The narrative is not entirely mechanically driven, however. There are predetermined (and historically accurate) dates on which events will occur, though these events, while perhaps academically intriguing, offer no change to gameplay, and on occasion draw attention to a disregard for historical context. It seems odd that the works of Machiavelli or the tumult of the Di Medici family have no impact or bearing on your guild, despite the game actively telling you about their effects on art, science and philosophy. This brings up a second, more glaring failing on the game’s narrative, that of the inclusion of real-world figures, such as Leonardo Da Vinci and Sandro Botticelli. At historically appropriate dates throughout the game’s timeline, these famed artists will become available to be hired for your guild, however, their initial cost is so prohibitively high, that it is practically not worth the expense, which beckons a second question: if these artists are to become great, why is it that they are so expensive now? This is a problem of context, as we, in the present day, know Leonardo Da Vinci to be one of the greatest painters and thinkers in history, but on the date that he becomes available to be apprenticed in the game, he was no more special than any other boy (in-fact, he was probably less desirable due to his many quirks). The game goes to such lengths to alert you of historical events, without providing a modern context (such as explaining why certain events were so exceptional) and yet breaks its own internal narrative by elevating these painters above others without explanation past their name.

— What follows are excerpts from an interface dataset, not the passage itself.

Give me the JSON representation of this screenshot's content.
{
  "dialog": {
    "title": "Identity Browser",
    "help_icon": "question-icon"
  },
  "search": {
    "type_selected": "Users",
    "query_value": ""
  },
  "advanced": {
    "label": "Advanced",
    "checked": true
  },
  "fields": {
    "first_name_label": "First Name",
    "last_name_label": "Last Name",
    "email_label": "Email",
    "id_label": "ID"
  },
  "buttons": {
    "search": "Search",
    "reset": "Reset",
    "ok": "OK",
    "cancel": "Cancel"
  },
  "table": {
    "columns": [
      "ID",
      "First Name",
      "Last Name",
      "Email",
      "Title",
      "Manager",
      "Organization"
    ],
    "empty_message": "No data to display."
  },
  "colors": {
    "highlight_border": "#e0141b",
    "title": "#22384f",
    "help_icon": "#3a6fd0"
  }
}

Additionally, the reason the renaissance is named as such, and held in such high regard among historical periods, was for it’s unprecedented blend and appreciation for both science and the arts occupying the same space in human development. Da Vinci was not simply a great painter, but an equally great engineer, as were many other figures at the time able to transcend one discipline and affect progress in another. The game presents some gameplay elements that reflect this, but very few, and all within the context of painting being these figure’s primary discipline. Cadavers, camera obscura and study desks can all be purchased and used to improve your artist’s abilities, but this improvement is only shown through an increase in painting speed or the like. This may seem petty or irrelevant, but it begs the question: why set this game in the renaissance in the first place? The reason it is regarded as a great period in art history is because of it’s scientific and humanist qualities, which are mostly absent from this game.
Painter’s Guild is a triumph of design and narrative cohesion. It’s gameplay elements create a balanced, engaging and somewhat educational experience that has the ability to create well-realised and rewarding emergent narratives, however, it’s setting omits the parts of itself that make it interesting and that were likely the inspirations for the game to begin with.